Copy the entries without a single change. Pictures should be dropped.
++++++++++
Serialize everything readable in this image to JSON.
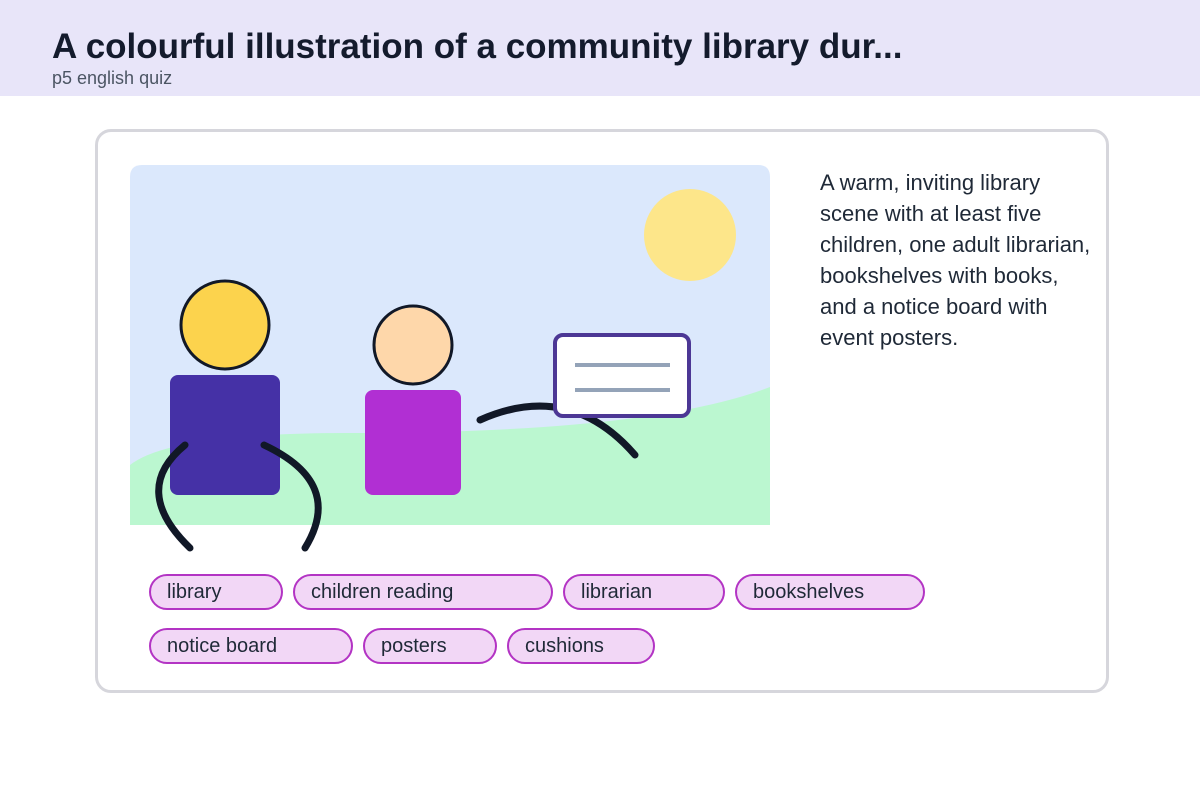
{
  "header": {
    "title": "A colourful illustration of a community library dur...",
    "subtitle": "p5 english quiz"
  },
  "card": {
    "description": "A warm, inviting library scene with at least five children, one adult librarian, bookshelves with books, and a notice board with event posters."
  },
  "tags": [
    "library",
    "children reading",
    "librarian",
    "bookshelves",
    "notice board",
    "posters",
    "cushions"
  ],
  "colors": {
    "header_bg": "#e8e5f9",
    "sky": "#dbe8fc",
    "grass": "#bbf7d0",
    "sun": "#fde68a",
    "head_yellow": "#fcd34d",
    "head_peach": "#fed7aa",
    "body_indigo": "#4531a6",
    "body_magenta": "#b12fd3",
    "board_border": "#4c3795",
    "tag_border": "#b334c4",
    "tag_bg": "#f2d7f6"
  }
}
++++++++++
=== Solved exercise ===
Serialize everything readable in this image to JSON.
{
  "header": {
    "title": "A colourful illustration of a community library dur...",
    "subtitle": "p5 english quiz"
  },
  "card": {
    "description": "A warm, inviting library scene with at least five children, one adult librarian, bookshelves with books, and a notice board with event posters."
  },
  "tags": [
    "library",
    "children reading",
    "librarian",
    "bookshelves",
    "notice board",
    "posters",
    "cushions"
  ],
  "colors": {
    "header_bg": "#e8e5f9",
    "sky": "#dbe8fc",
    "grass": "#bbf7d0",
    "sun": "#fde68a",
    "head_yellow": "#fcd34d",
    "head_peach": "#fed7aa",
    "body_indigo": "#4531a6",
    "body_magenta": "#b12fd3",
    "board_border": "#4c3795",
    "tag_border": "#b334c4",
    "tag_bg": "#f2d7f6"
  }
}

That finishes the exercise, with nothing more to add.